Go through the data below and copy each line where the word "name" occurs.

*DATA EXTRACTS*:
==============================
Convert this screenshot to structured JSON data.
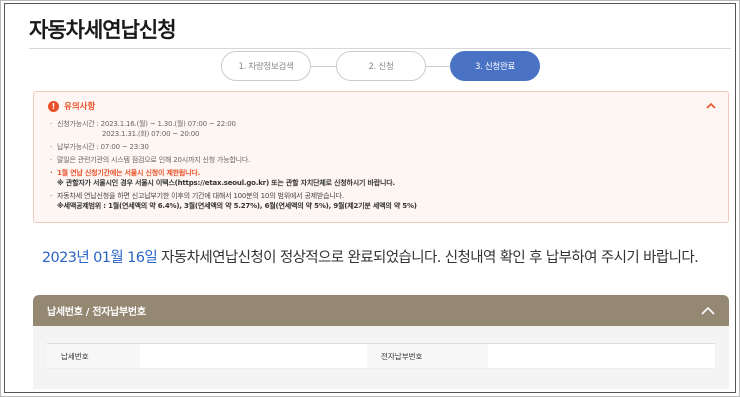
{
  "page": {
    "title": "자동차세연납신청"
  },
  "steps": [
    {
      "label": "1. 차량정보검색",
      "active": false
    },
    {
      "label": "2. 신청",
      "active": false
    },
    {
      "label": "3. 신청완료",
      "active": true
    }
  ],
  "notice": {
    "title": "유의사항",
    "icon": "warning-icon",
    "lines": {
      "period_1": "신청가능시간 : 2023.1.16.(월) ~ 1.30.(월) 07:00 ~ 22:00",
      "period_2": "2023.1.31.(화) 07:00 ~ 20:00",
      "payment": "납부가능시간 : 07:00 ~ 23:30",
      "last_day": "말일은 관련기관의 시스템 점검으로 인해 20시까지 신청 가능합니다.",
      "restriction": "1월 연납 신청기간에는 서울시 신청이 제한됩니다.",
      "restriction_note": "※ 관할자가 서울시인 경우 서울시 이택스(https://etax.seoul.go.kr) 또는 관할 자치단체로 신청하시기 바랍니다.",
      "deduction": "자동차세 연납신청을 하면 신고납부기한 이후의 기간에 대해서 100분의 10의 범위에서 공제받습니다.",
      "deduction_range": "※세액공제범위 : 1월(연세액의 약 6.4%), 3월(연세액의 약 5.27%), 6월(연세액의 약 5%), 9월(제2기분 세액의 약 5%)"
    },
    "colors": {
      "accent": "#e8522b",
      "background": "#fdf6f3"
    }
  },
  "completion": {
    "date": "2023년 01월 16일",
    "message": " 자동차세연납신청이 정상적으로 완료되었습니다. 신청내역 확인 후 납부하여 주시기 바랍니다."
  },
  "tax_panel": {
    "title": "납세번호 / 전자납부번호",
    "tax_number_label": "납세번호",
    "tax_number_value": "",
    "e_payment_label": "전자납부번호",
    "e_payment_value": "",
    "header_color": "#948873"
  },
  "colors": {
    "step_active": "#4a72c4",
    "date_highlight": "#2a64c8"
  }
}
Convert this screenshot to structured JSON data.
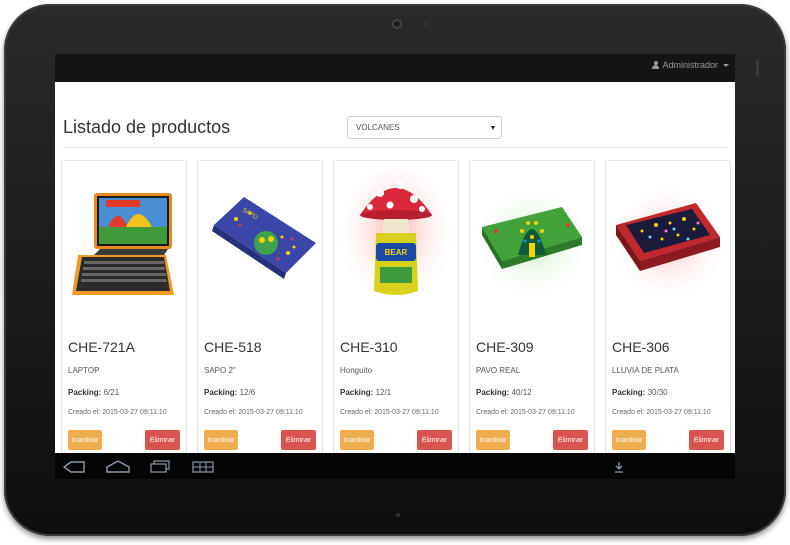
{
  "header": {
    "user_label": "Administrador"
  },
  "page": {
    "title": "Listado de productos",
    "category_selected": "VOLCANES"
  },
  "products": [
    {
      "code": "CHE-721A",
      "name": "LAPTOP",
      "packing_label": "Packing:",
      "packing": "6/21",
      "created": "Creado el: 2015-03-27 09:11:10",
      "inactivate": "Inactivar",
      "delete": "Eliminar"
    },
    {
      "code": "CHE-518",
      "name": "SAPO 2\"",
      "packing_label": "Packing:",
      "packing": "12/6",
      "created": "Creado el: 2015-03-27 09:11:10",
      "inactivate": "Inactivar",
      "delete": "Eliminar"
    },
    {
      "code": "CHE-310",
      "name": "Honguito",
      "packing_label": "Packing:",
      "packing": "12/1",
      "created": "Creado el: 2015-03-27 09:11:10",
      "inactivate": "Inactivar",
      "delete": "Eliminar"
    },
    {
      "code": "CHE-309",
      "name": "PAVO REAL",
      "packing_label": "Packing:",
      "packing": "40/12",
      "created": "Creado el: 2015-03-27 09:11:10",
      "inactivate": "Inactivar",
      "delete": "Eliminar"
    },
    {
      "code": "CHE-306",
      "name": "LLUVIA DE PLATA",
      "packing_label": "Packing:",
      "packing": "30/30",
      "created": "Creado el: 2015-03-27 09:11:10",
      "inactivate": "Inactivar",
      "delete": "Eliminar"
    }
  ],
  "colors": {
    "warning": "#f0ad4e",
    "danger": "#d9534f",
    "topbar": "#141414"
  },
  "icons": [
    "back-icon",
    "home-icon",
    "recent-apps-icon",
    "grid-icon",
    "download-icon",
    "user-icon",
    "caret-down-icon"
  ]
}
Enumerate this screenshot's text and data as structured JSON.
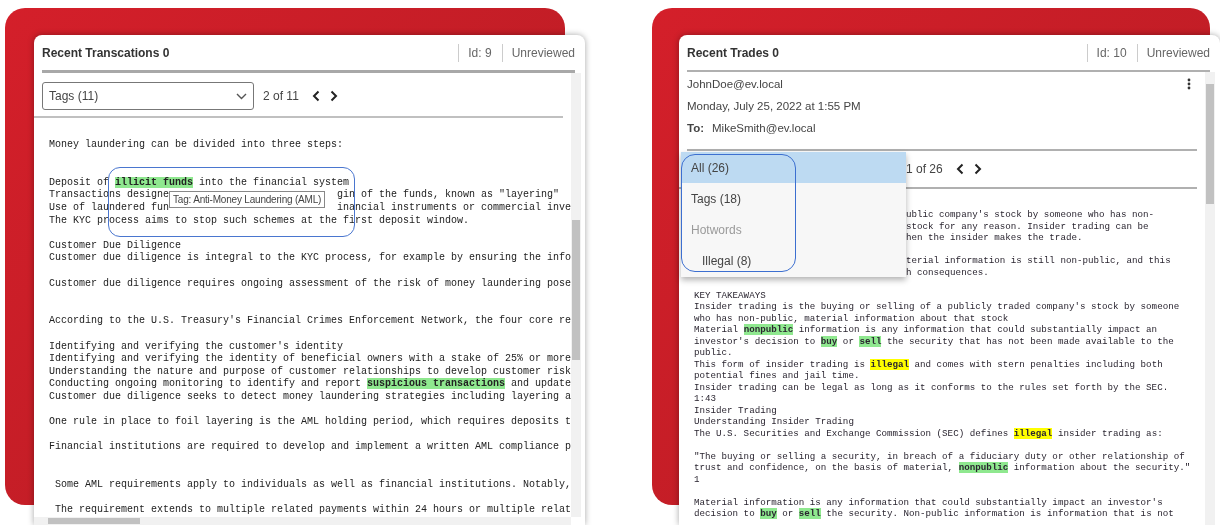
{
  "panels": [
    {
      "title": "Recent Transcations 0",
      "id": "Id: 9",
      "status": "Unreviewed",
      "filter": {
        "value": "Tags (11)",
        "position": "2 of 11"
      },
      "lines": [
        {
          "kind": "text",
          "segments": [
            {
              "text": "Money laundering can be divided into three steps:",
              "kind": "plain"
            }
          ]
        },
        {
          "kind": "blank"
        },
        {
          "kind": "blank"
        },
        {
          "kind": "text",
          "segments": [
            {
              "text": "Deposit of ",
              "kind": "plain"
            },
            {
              "text": "illicit funds",
              "kind": "tag"
            },
            {
              "text": " into the financial system",
              "kind": "plain"
            }
          ]
        },
        {
          "kind": "under_tooltip",
          "segments": [
            {
              "text": "Transactions designe",
              "kind": "plain"
            },
            {
              "text": "Tag: Anti-Money Laundering (AML)",
              "kind": "tooltip"
            },
            {
              "text": "gin of the funds, known as \"layering\"",
              "kind": "plain"
            }
          ]
        },
        {
          "kind": "under_tooltip",
          "segments": [
            {
              "text": "Use of laundered fun",
              "kind": "plain"
            },
            {
              "text": "inancial instruments or commercial inve",
              "kind": "plain"
            }
          ]
        },
        {
          "kind": "text",
          "segments": [
            {
              "text": "The KYC process aims to stop such schemes at the first deposit window.",
              "kind": "plain"
            }
          ]
        },
        {
          "kind": "blank"
        },
        {
          "kind": "text",
          "segments": [
            {
              "text": "Customer Due Diligence",
              "kind": "plain"
            }
          ]
        },
        {
          "kind": "text",
          "segments": [
            {
              "text": "Customer due diligence is integral to the KYC process, for example by ensuring the info",
              "kind": "plain"
            }
          ]
        },
        {
          "kind": "blank"
        },
        {
          "kind": "text",
          "segments": [
            {
              "text": "Customer due diligence requires ongoing assessment of the risk of money laundering pose",
              "kind": "plain"
            }
          ]
        },
        {
          "kind": "blank"
        },
        {
          "kind": "blank"
        },
        {
          "kind": "text",
          "segments": [
            {
              "text": "According to the U.S. Treasury's Financial Crimes Enforcement Network, the four core re",
              "kind": "plain"
            }
          ]
        },
        {
          "kind": "blank"
        },
        {
          "kind": "text",
          "segments": [
            {
              "text": "Identifying and verifying the customer's identity",
              "kind": "plain"
            }
          ]
        },
        {
          "kind": "text",
          "segments": [
            {
              "text": "Identifying and verifying the identity of beneficial owners with a stake of 25% or more",
              "kind": "plain"
            }
          ]
        },
        {
          "kind": "text",
          "segments": [
            {
              "text": "Understanding the nature and purpose of customer relationships to develop customer risk",
              "kind": "plain"
            }
          ]
        },
        {
          "kind": "text",
          "segments": [
            {
              "text": "Conducting ongoing monitoring to identify and report ",
              "kind": "plain"
            },
            {
              "text": "suspicious transactions",
              "kind": "tag"
            },
            {
              "text": " and update",
              "kind": "plain"
            }
          ]
        },
        {
          "kind": "text",
          "segments": [
            {
              "text": "Customer due diligence seeks to detect money laundering strategies including layering a",
              "kind": "plain"
            }
          ]
        },
        {
          "kind": "blank"
        },
        {
          "kind": "text",
          "segments": [
            {
              "text": "One rule in place to foil layering is the AML holding period, which requires deposits t",
              "kind": "plain"
            }
          ]
        },
        {
          "kind": "blank"
        },
        {
          "kind": "text",
          "segments": [
            {
              "text": "Financial institutions are required to develop and implement a written AML compliance p",
              "kind": "plain"
            }
          ]
        },
        {
          "kind": "blank"
        },
        {
          "kind": "blank"
        },
        {
          "kind": "text",
          "segments": [
            {
              "text": " Some AML requirements apply to individuals as well as financial institutions. Notably,",
              "kind": "plain"
            }
          ]
        },
        {
          "kind": "blank"
        },
        {
          "kind": "text",
          "segments": [
            {
              "text": " The requirement extends to multiple related payments within 24 hours or multiple relat",
              "kind": "plain"
            }
          ]
        }
      ]
    },
    {
      "title": "Recent Trades 0",
      "id": "Id: 10",
      "status": "Unreviewed",
      "message": {
        "from": "JohnDoe@ev.local",
        "date": "Monday, July 25, 2022 at 1:55 PM",
        "to_label": "To:",
        "to": "MikeSmith@ev.local"
      },
      "filter": {
        "position": "1 of 26",
        "menu": [
          {
            "label": "All (26)",
            "kind": "option",
            "selected": true
          },
          {
            "label": "Tags (18)",
            "kind": "option",
            "selected": false
          },
          {
            "label": "Hotwords",
            "kind": "group",
            "selected": false
          },
          {
            "label": "Illegal (8)",
            "kind": "suboption",
            "selected": false
          }
        ]
      },
      "lines": [
        {
          "kind": "under_menu",
          "segments": [
            {
              "text": "ublic company's stock by someone who has non-",
              "kind": "plain"
            }
          ]
        },
        {
          "kind": "under_menu",
          "segments": [
            {
              "text": "stock for any reason. Insider trading can be",
              "kind": "plain"
            }
          ]
        },
        {
          "kind": "under_menu",
          "segments": [
            {
              "text": "hen the insider makes the trade.",
              "kind": "plain"
            }
          ]
        },
        {
          "kind": "blank"
        },
        {
          "kind": "under_menu",
          "segments": [
            {
              "text": "terial information is still non-public, and this",
              "kind": "plain"
            }
          ]
        },
        {
          "kind": "under_menu",
          "segments": [
            {
              "text": "h consequences.",
              "kind": "plain"
            }
          ]
        },
        {
          "kind": "blank"
        },
        {
          "kind": "text",
          "segments": [
            {
              "text": "KEY TAKEAWAYS",
              "kind": "plain"
            }
          ]
        },
        {
          "kind": "text",
          "segments": [
            {
              "text": "Insider trading is the buying or selling of a publicly traded company's stock by someone",
              "kind": "plain"
            }
          ]
        },
        {
          "kind": "text",
          "segments": [
            {
              "text": "who has non-public, material information about that stock",
              "kind": "plain"
            }
          ]
        },
        {
          "kind": "text",
          "segments": [
            {
              "text": "Material ",
              "kind": "plain"
            },
            {
              "text": "nonpublic",
              "kind": "tag"
            },
            {
              "text": " information is any information that could substantially impact an",
              "kind": "plain"
            }
          ]
        },
        {
          "kind": "text",
          "segments": [
            {
              "text": "investor's decision to ",
              "kind": "plain"
            },
            {
              "text": "buy",
              "kind": "tag"
            },
            {
              "text": " or ",
              "kind": "plain"
            },
            {
              "text": "sell",
              "kind": "tag"
            },
            {
              "text": " the security that has not been made available to the",
              "kind": "plain"
            }
          ]
        },
        {
          "kind": "text",
          "segments": [
            {
              "text": "public.",
              "kind": "plain"
            }
          ]
        },
        {
          "kind": "text",
          "segments": [
            {
              "text": "This form of insider trading is ",
              "kind": "plain"
            },
            {
              "text": "illegal",
              "kind": "hotword"
            },
            {
              "text": " and comes with stern penalties including both",
              "kind": "plain"
            }
          ]
        },
        {
          "kind": "text",
          "segments": [
            {
              "text": "potential fines and jail time.",
              "kind": "plain"
            }
          ]
        },
        {
          "kind": "text",
          "segments": [
            {
              "text": "Insider trading can be legal as long as it conforms to the rules set forth by the SEC.",
              "kind": "plain"
            }
          ]
        },
        {
          "kind": "text",
          "segments": [
            {
              "text": "1:43",
              "kind": "plain"
            }
          ]
        },
        {
          "kind": "text",
          "segments": [
            {
              "text": "Insider Trading",
              "kind": "plain"
            }
          ]
        },
        {
          "kind": "text",
          "segments": [
            {
              "text": "Understanding Insider Trading",
              "kind": "plain"
            }
          ]
        },
        {
          "kind": "text",
          "segments": [
            {
              "text": "The U.S. Securities and Exchange Commission (SEC) defines ",
              "kind": "plain"
            },
            {
              "text": "illegal",
              "kind": "hotword"
            },
            {
              "text": " insider trading as:",
              "kind": "plain"
            }
          ]
        },
        {
          "kind": "blank"
        },
        {
          "kind": "text",
          "segments": [
            {
              "text": "\"The buying or selling a security, in breach of a fiduciary duty or other relationship of",
              "kind": "plain"
            }
          ]
        },
        {
          "kind": "text",
          "segments": [
            {
              "text": "trust and confidence, on the basis of material, ",
              "kind": "plain"
            },
            {
              "text": "nonpublic",
              "kind": "tag"
            },
            {
              "text": " information about the security.\"",
              "kind": "plain"
            }
          ]
        },
        {
          "kind": "text",
          "segments": [
            {
              "text": "1",
              "kind": "plain"
            }
          ]
        },
        {
          "kind": "blank"
        },
        {
          "kind": "text",
          "segments": [
            {
              "text": "Material information is any information that could substantially impact an investor's",
              "kind": "plain"
            }
          ]
        },
        {
          "kind": "text",
          "segments": [
            {
              "text": "decision to ",
              "kind": "plain"
            },
            {
              "text": "buy",
              "kind": "tag"
            },
            {
              "text": " or ",
              "kind": "plain"
            },
            {
              "text": "sell",
              "kind": "tag"
            },
            {
              "text": " the security. Non-public information is information that is not",
              "kind": "plain"
            }
          ]
        }
      ]
    }
  ]
}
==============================
*TASK RESPONSE*:
      "name": "LAPTOP",
      "name": "SAPO 2\"",
      "name": "Honguito",
      "name": "PAVO REAL",
      "name": "LLUVIA DE PLATA",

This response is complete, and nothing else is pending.